One needn't be a crank to miss the scientific boat.
The very paragon of genius, Albert Einstein, couldn't be persuaded to give quantum physics his unreserved endorsement. Here is Einstein's most frequently paraphrased statement of dissatisfaction with the theory: Quantum mechanics is very impressive. But an inner voice tells me that it is not yet the real thing. The theory yields a lot, but it hardly brings us any closer to the secret of the Old One. In any case I am convinced that He doesn't play dice.

The mathematics of quantum mechanics very accurately describes how our universe works. And it tells us our reality is continually branching into different possibilities, just like a coral.

Everything that can happen, does. That's quantum mechanics. But this does not mean everything happens. The rest of physics is about describing what can happen and what can't.

Einstein comes along and says, space and time can warp and curve, that's what gravity is. Now string theory comes along and says, yes, gravity, quantum mechanics, electromagnetism  all together in one package, but only if the universe has more dimensions than the ones that we see.

If quantum mechanics hasn't profoundly shocked you, you haven't understood it yet.

Scientists, therefore, are responsible for their research, not only intellectually but also morally. This responsibility has become an important issue in many of today's sciences, but especially so in physics, in which the results of quantum mechanics and relativity theory have opened up two very different paths for physicists to pursue. They may lead us  to put it in extreme terms  to the Buddha or to the Bomb, and it is up to each of us to decide which path to take.

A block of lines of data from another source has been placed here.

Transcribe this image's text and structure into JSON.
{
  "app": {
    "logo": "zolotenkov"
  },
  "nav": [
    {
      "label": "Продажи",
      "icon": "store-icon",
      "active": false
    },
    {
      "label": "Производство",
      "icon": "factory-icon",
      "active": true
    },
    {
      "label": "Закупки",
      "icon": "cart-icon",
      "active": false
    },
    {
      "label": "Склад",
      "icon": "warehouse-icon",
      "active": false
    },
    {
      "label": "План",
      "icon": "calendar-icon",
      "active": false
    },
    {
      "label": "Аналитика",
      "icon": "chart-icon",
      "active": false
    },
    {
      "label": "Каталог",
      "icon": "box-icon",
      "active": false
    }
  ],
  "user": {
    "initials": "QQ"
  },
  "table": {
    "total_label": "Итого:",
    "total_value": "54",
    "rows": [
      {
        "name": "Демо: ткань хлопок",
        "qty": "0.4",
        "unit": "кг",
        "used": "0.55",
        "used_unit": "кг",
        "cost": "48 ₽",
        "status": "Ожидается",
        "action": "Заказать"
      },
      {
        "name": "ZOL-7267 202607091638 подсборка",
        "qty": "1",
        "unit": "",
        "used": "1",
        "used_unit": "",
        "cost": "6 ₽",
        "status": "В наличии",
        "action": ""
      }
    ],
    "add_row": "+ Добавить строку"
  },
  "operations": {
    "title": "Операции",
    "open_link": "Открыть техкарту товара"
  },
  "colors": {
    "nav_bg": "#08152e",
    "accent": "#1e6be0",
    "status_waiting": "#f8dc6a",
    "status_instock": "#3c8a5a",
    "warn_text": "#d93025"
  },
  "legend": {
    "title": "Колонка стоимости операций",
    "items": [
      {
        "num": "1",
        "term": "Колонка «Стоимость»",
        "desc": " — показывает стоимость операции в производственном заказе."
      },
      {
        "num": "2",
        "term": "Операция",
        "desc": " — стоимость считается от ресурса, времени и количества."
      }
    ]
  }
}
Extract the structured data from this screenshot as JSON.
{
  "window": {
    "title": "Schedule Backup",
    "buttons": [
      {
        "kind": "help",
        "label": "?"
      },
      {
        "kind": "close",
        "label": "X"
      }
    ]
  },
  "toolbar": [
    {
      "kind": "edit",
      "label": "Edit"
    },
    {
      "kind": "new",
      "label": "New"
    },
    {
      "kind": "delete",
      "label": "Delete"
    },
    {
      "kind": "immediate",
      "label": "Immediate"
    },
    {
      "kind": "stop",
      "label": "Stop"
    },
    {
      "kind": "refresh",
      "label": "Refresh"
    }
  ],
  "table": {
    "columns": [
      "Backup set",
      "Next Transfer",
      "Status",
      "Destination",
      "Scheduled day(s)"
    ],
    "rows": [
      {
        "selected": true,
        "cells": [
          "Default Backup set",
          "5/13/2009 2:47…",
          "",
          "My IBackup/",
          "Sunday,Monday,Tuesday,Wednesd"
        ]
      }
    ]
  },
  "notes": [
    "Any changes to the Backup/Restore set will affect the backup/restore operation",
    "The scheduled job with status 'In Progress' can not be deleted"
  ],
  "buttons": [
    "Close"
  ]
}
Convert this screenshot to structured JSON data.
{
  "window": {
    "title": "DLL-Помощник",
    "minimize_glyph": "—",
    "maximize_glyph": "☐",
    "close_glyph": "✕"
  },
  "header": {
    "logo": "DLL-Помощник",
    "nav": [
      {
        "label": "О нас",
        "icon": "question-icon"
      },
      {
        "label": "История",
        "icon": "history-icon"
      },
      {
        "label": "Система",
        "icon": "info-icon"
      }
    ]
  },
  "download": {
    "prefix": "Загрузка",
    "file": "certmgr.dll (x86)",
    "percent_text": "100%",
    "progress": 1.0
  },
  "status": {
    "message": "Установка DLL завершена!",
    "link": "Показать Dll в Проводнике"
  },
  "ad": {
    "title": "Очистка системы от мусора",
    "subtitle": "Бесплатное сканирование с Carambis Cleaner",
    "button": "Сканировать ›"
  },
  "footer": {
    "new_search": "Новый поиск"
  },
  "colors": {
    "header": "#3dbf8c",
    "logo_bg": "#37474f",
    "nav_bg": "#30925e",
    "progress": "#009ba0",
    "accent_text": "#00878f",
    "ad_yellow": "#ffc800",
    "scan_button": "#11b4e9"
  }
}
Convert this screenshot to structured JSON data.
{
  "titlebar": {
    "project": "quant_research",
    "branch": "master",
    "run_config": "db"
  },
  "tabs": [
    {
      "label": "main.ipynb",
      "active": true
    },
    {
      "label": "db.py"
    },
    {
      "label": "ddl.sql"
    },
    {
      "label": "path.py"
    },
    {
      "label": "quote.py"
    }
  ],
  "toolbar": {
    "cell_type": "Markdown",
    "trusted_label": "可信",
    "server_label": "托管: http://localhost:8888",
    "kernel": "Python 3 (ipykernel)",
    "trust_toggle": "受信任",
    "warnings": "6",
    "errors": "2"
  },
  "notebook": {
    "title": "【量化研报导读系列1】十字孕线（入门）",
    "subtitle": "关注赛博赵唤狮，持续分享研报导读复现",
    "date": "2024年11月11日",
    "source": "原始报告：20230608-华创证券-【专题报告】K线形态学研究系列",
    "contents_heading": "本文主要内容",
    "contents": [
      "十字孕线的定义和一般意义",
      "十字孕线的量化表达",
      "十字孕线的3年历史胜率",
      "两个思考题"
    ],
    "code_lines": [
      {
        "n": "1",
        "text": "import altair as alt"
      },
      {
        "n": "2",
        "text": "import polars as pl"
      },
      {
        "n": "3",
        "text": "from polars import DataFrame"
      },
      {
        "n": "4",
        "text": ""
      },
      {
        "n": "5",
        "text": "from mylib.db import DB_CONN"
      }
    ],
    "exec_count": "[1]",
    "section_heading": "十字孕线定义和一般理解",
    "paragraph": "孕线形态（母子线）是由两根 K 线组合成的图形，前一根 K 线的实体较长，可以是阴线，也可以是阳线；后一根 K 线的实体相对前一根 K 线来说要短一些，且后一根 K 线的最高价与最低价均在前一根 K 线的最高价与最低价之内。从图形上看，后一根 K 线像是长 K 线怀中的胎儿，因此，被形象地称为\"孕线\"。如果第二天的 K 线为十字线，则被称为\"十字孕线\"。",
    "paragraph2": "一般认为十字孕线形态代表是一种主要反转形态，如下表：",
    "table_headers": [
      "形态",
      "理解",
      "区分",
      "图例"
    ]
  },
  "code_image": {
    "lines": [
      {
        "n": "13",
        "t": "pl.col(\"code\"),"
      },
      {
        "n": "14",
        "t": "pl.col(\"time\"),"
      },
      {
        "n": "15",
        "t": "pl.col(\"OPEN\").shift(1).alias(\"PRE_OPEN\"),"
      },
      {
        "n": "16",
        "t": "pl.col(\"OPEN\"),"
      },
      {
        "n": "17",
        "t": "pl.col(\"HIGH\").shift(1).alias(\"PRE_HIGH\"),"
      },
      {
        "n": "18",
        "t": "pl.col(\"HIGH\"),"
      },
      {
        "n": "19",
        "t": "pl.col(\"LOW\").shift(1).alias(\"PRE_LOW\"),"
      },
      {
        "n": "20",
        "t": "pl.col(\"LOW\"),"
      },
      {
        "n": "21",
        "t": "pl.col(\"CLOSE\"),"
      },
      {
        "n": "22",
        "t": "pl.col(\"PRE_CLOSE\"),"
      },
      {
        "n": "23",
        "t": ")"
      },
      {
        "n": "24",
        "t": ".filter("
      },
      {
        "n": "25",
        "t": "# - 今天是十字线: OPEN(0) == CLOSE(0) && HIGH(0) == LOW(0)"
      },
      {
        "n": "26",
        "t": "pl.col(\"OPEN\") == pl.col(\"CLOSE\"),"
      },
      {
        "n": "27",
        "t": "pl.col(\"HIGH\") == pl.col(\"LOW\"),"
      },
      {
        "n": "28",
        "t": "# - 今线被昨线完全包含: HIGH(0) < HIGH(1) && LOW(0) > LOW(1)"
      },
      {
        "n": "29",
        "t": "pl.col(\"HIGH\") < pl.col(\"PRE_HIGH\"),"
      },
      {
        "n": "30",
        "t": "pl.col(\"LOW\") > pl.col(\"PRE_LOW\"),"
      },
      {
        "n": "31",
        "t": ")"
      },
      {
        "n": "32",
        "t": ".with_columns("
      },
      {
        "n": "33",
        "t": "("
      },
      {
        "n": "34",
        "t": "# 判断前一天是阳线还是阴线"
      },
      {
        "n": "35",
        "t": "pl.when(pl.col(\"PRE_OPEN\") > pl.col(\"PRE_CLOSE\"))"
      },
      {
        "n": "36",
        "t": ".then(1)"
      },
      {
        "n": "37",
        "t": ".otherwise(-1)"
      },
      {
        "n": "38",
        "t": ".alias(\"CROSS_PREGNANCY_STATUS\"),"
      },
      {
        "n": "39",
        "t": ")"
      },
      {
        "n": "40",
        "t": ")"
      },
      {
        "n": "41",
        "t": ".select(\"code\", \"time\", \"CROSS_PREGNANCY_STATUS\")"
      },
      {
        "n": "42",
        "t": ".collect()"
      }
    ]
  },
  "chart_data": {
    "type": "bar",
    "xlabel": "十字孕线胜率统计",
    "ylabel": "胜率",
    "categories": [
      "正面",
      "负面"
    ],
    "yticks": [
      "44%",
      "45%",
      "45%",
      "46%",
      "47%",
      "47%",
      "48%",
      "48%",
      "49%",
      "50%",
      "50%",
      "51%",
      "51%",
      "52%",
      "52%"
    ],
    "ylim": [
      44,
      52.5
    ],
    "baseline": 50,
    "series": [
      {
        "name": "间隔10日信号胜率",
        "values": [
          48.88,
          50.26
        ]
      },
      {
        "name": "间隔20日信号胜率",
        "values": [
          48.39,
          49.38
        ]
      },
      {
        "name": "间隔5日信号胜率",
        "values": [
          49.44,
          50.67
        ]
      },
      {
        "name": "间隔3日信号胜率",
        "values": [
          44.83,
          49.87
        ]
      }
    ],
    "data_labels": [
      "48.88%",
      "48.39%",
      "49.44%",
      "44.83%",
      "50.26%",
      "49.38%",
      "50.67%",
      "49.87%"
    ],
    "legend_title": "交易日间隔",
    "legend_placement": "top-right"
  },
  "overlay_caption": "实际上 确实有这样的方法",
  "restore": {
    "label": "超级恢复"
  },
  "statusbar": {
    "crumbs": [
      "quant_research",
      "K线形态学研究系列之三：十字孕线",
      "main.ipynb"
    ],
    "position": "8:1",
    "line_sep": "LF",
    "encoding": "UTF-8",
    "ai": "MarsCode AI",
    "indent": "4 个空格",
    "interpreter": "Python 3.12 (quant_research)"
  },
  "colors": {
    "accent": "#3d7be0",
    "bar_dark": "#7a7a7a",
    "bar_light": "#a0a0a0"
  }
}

Because of recent improvements in the accuracy of theoretical predictions based on large scale ab initio quantum mechanical calculations, meaningful comparisons between theoretical and experimental findings have become possible.

The scientists often have more unfettered imaginations than current philosophers do. Relativity theory came as a complete surprise to philosophers, and so did quantum mechanics, and so did other things.

It is difficult for me to believe that quantum mechanics, working very well for currently practical setups, will nevertheless fail badly with improvements in counter efficiency.

Physics is really figuring out how to discover new things that are counterintuitive, like quantum mechanics. It's really counterintuitive.

Most of what Einstein said and did has no direct impact on what anybody reads in the Bible. Special relativity, his work in quantum mechanics, nobody even knows or cares. Where Einstein really affects the Bible is the fact that general relativity is the organizing principle for the Big Bang.

Trying to understand the way nature works involves a most terrible test of human reasoning ability. It involves subtle trickery, beautiful tightropes of logic on which one has to walk in order not to make a mistake in predicting what will happen. The quantum mechanical and the relativity ideas are examples of this.

It is a curious historical fact that modern quantum mechanics began with two quite different mathematical formulations: the differential equation of Schroedinger and the matrix algebra of Heisenberg. The two apparently dissimilar approaches were proved to be mathematically equivalent.

Because the theory of quantum mechanics could explain all of chemistry and the various properties of substances, it was a tremendous success. But still there was the problem of the interaction of light and matter.

But I don't actually adopt the point of view that our subjective impression of free will, which is a kind of indeterminacy behavior, comes from quantum mechanical indeterminacy.

If we look at the way the universe behaves, quantum mechanics gives us fundamental, unavoidable indeterminacy, so that alternative histories of the universe can be assigned probability.

Now, what that means is that there is fundamental indeterminacy from quantum mechanics, but besides that there are other sources of effective indeterminacy.

If you start any large theory, such as quantum mechanics, plate tectonics, evolution, it takes about 40 years for mainstream science to come around. Gaia has been going for only 30 years or so.

In relativity, movement is continuous, causally determinate and well defined, while in quantum mechanics it is discontinuous, not causally determinate and not well defined.

Quantum mechanics brought an unexpected fuzziness into physics because of quantum uncertainty, the Heisenberg uncertainty principle.